Segment Start: Provided entries

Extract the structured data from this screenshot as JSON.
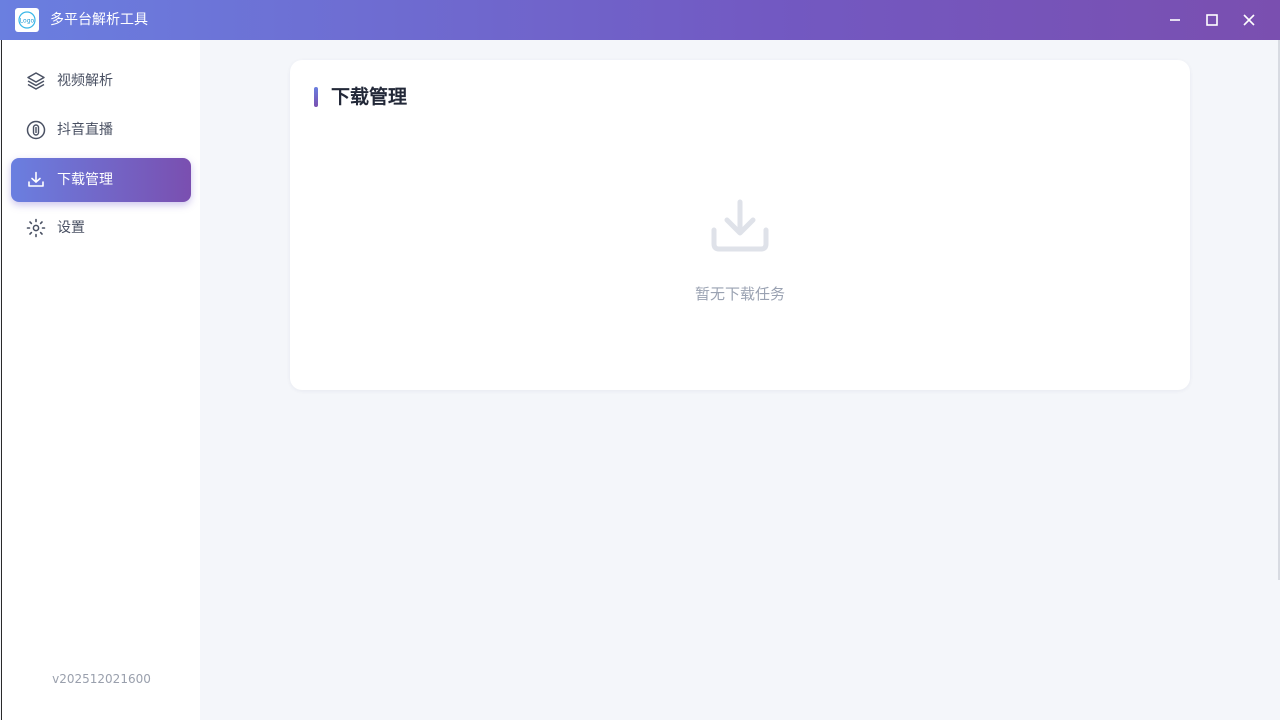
{
  "window": {
    "title": "多平台解析工具",
    "logo_text": "Logo",
    "controls": {
      "minimize_icon": "minimize-icon",
      "maximize_icon": "maximize-icon",
      "close_icon": "close-icon"
    }
  },
  "sidebar": {
    "items": [
      {
        "label": "视频解析",
        "icon": "layers-icon",
        "active": false
      },
      {
        "label": "抖音直播",
        "icon": "live-icon",
        "active": false
      },
      {
        "label": "下载管理",
        "icon": "download-icon",
        "active": true
      },
      {
        "label": "设置",
        "icon": "settings-icon",
        "active": false
      }
    ],
    "version": "v202512021600"
  },
  "main": {
    "title": "下载管理",
    "empty_state": {
      "icon": "download-tray-icon",
      "text": "暂无下载任务"
    }
  },
  "colors": {
    "accent_start": "#6a7fe0",
    "accent_end": "#7a4fb0",
    "background": "#f4f6fa",
    "text_muted": "#9aa2b2"
  }
}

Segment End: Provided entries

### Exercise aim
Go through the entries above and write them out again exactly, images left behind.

### Result
Extract the structured data from this screenshot as JSON.
{
  "window": {
    "title": "多平台解析工具",
    "logo_text": "Logo",
    "controls": {
      "minimize_icon": "minimize-icon",
      "maximize_icon": "maximize-icon",
      "close_icon": "close-icon"
    }
  },
  "sidebar": {
    "items": [
      {
        "label": "视频解析",
        "icon": "layers-icon",
        "active": false
      },
      {
        "label": "抖音直播",
        "icon": "live-icon",
        "active": false
      },
      {
        "label": "下载管理",
        "icon": "download-icon",
        "active": true
      },
      {
        "label": "设置",
        "icon": "settings-icon",
        "active": false
      }
    ],
    "version": "v202512021600"
  },
  "main": {
    "title": "下载管理",
    "empty_state": {
      "icon": "download-tray-icon",
      "text": "暂无下载任务"
    }
  },
  "colors": {
    "accent_start": "#6a7fe0",
    "accent_end": "#7a4fb0",
    "background": "#f4f6fa",
    "text_muted": "#9aa2b2"
  }
}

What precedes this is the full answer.